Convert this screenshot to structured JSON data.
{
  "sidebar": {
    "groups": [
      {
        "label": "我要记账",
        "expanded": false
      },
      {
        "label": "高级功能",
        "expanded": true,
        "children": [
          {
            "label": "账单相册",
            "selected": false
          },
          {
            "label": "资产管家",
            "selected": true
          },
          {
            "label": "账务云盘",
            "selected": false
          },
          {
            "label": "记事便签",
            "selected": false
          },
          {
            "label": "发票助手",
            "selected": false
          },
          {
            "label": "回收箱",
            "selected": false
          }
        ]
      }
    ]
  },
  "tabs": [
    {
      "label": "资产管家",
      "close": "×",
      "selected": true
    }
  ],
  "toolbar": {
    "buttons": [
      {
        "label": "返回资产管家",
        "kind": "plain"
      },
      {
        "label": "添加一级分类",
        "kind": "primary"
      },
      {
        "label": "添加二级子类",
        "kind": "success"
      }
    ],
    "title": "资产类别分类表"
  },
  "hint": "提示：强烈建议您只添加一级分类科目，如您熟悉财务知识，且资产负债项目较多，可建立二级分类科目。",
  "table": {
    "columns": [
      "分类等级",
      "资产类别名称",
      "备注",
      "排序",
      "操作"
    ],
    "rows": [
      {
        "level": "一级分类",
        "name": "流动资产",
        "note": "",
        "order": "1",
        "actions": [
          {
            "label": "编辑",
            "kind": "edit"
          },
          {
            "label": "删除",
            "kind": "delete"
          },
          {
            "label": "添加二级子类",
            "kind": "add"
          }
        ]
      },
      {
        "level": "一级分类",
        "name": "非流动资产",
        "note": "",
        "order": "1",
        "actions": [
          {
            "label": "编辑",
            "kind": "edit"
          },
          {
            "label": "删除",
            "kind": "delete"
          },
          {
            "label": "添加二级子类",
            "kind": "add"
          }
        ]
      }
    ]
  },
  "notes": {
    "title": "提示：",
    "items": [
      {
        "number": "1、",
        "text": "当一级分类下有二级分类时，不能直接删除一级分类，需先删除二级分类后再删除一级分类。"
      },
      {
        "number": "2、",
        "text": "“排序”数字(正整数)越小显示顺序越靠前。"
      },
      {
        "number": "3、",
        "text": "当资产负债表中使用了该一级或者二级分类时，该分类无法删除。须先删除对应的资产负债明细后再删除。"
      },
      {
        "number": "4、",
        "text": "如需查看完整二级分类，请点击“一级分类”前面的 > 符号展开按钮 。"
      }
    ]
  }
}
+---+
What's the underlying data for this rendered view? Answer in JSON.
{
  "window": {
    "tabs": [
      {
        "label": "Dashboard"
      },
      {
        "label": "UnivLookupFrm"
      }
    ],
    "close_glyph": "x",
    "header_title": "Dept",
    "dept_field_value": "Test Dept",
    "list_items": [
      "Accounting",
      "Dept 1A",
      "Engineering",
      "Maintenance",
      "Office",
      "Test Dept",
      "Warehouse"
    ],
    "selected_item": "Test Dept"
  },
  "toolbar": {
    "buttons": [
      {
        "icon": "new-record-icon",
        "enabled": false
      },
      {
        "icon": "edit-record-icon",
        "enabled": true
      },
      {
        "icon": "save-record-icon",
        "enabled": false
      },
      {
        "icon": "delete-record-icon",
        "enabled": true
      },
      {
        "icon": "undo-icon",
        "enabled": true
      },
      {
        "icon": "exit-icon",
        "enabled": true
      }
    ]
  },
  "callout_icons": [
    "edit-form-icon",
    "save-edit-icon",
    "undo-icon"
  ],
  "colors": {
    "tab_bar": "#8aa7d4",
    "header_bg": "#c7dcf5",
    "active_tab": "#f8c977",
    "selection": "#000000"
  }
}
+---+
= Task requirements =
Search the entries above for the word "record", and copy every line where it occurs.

= Exercise solution =
        "icon": "new-record-icon",
        "icon": "edit-record-icon",
        "icon": "save-record-icon",
        "icon": "delete-record-icon",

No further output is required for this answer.